═══ Data extracts
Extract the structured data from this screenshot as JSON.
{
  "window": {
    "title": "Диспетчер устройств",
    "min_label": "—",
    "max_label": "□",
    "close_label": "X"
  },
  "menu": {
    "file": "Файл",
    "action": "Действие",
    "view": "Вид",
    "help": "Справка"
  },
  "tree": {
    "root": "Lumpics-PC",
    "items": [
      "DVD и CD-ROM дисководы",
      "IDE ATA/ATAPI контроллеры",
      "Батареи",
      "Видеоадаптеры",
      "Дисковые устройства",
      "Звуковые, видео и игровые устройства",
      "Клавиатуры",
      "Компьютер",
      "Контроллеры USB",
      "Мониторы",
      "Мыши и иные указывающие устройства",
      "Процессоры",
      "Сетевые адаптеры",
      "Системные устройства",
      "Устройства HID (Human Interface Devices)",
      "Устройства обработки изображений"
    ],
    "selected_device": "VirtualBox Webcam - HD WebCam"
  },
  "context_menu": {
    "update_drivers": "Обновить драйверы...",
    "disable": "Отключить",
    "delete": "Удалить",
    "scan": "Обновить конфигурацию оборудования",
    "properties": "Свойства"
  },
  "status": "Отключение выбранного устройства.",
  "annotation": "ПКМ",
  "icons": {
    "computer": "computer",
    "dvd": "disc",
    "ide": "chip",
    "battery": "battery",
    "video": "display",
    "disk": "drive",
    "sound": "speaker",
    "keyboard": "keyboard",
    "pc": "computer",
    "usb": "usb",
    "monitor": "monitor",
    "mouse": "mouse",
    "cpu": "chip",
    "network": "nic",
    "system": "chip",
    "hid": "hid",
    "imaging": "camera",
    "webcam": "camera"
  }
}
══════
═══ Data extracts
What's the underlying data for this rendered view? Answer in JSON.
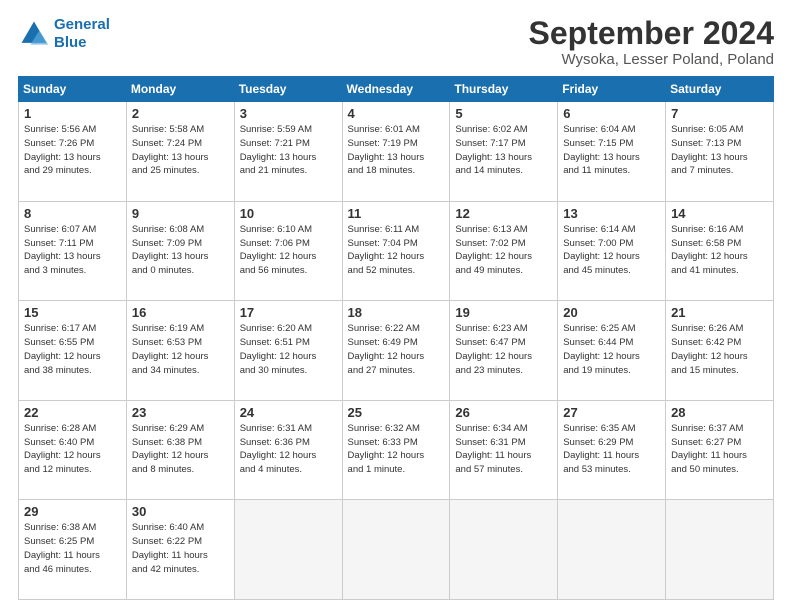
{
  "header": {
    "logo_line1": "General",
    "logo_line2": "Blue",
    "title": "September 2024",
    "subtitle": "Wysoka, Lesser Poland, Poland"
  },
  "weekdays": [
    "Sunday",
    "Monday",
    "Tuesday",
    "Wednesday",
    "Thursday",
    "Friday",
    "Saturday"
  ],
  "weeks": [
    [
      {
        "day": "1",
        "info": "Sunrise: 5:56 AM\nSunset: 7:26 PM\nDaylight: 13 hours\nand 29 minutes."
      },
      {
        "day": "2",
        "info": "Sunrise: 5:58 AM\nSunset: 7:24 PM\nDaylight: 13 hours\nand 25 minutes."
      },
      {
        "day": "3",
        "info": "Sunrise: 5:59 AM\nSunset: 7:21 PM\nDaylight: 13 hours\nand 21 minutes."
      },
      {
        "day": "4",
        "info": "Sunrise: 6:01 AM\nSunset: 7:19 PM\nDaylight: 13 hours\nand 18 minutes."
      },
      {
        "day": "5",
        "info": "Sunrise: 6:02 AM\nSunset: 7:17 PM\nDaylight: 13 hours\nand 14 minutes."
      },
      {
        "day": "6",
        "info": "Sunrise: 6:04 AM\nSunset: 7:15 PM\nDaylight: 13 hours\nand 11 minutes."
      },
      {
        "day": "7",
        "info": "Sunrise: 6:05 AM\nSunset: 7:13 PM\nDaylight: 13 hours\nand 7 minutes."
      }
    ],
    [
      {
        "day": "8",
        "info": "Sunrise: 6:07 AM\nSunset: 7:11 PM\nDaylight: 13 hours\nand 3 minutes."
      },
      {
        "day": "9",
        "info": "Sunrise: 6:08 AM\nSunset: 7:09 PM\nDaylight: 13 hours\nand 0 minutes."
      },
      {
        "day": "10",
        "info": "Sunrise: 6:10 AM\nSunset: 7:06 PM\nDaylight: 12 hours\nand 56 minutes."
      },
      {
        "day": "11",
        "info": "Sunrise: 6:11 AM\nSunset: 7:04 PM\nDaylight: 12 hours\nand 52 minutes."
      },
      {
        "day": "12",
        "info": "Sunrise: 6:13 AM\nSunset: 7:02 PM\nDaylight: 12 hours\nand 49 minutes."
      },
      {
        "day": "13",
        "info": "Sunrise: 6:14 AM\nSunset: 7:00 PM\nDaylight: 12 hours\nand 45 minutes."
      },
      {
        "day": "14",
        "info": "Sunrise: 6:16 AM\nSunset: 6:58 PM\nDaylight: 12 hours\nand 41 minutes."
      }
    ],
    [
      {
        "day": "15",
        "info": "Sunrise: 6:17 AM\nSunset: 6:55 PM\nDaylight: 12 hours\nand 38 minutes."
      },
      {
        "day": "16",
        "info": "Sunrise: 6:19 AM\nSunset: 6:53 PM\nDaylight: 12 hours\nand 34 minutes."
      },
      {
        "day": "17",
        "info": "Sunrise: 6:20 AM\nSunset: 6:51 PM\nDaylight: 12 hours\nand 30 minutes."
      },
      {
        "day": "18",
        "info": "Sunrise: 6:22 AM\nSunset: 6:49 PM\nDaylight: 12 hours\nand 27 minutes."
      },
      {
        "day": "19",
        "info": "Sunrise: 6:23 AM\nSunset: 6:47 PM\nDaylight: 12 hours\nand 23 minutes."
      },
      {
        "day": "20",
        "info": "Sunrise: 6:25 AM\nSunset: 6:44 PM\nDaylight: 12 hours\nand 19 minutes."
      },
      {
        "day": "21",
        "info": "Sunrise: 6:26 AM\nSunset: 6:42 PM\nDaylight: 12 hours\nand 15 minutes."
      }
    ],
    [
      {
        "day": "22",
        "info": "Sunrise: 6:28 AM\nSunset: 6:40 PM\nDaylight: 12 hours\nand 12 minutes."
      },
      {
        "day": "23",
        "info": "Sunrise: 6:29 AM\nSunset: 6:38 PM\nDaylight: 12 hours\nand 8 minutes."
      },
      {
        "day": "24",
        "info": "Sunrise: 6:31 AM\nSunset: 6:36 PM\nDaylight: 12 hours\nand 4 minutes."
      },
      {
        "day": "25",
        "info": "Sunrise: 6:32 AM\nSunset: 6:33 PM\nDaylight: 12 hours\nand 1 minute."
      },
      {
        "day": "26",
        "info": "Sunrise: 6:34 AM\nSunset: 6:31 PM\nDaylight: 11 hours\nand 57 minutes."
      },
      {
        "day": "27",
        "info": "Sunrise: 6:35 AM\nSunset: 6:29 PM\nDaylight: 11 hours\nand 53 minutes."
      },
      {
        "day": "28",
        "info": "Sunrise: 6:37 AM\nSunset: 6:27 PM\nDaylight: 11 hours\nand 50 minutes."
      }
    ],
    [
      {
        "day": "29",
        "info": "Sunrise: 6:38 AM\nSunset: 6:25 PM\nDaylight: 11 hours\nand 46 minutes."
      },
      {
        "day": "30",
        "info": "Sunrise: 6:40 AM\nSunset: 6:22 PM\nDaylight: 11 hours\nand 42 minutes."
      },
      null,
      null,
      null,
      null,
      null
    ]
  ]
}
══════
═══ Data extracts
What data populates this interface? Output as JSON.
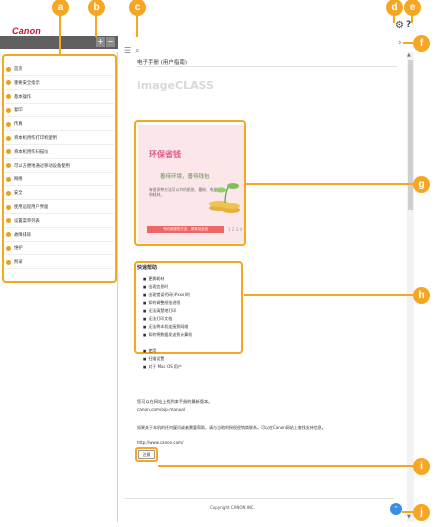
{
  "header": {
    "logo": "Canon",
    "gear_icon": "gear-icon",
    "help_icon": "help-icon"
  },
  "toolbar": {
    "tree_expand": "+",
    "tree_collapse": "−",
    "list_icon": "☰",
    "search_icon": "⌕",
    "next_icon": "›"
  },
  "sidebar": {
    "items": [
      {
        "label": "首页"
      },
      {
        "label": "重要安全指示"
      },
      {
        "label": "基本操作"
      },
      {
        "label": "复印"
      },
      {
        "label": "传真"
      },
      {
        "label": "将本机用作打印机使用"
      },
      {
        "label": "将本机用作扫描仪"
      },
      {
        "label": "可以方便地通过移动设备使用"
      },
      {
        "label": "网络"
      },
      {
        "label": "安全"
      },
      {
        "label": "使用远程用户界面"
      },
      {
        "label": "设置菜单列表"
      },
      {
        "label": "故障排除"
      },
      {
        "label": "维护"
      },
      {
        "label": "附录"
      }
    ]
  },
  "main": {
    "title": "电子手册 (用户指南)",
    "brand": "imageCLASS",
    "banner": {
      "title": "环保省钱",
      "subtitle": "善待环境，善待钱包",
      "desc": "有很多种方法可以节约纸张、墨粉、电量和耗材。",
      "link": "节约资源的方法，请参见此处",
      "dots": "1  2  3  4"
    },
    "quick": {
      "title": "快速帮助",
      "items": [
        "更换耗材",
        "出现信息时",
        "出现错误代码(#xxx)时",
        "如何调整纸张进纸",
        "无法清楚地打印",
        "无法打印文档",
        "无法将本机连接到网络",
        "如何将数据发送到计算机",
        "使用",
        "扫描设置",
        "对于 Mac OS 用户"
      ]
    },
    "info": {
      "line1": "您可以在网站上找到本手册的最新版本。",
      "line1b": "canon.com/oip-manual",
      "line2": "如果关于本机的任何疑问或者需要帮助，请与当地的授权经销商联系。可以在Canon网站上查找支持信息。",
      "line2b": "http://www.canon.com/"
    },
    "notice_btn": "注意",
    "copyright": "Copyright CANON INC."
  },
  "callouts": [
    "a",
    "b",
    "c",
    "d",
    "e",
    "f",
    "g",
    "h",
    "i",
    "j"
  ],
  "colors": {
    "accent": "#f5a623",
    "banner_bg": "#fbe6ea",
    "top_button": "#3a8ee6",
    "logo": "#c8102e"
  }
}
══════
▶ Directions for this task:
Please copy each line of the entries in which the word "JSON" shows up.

▶ Reply:
Extract the structured data from this screenshot as JSON.
What's the underlying data for this rendered view? Answer in JSON.
What data populates this interface? Output as JSON.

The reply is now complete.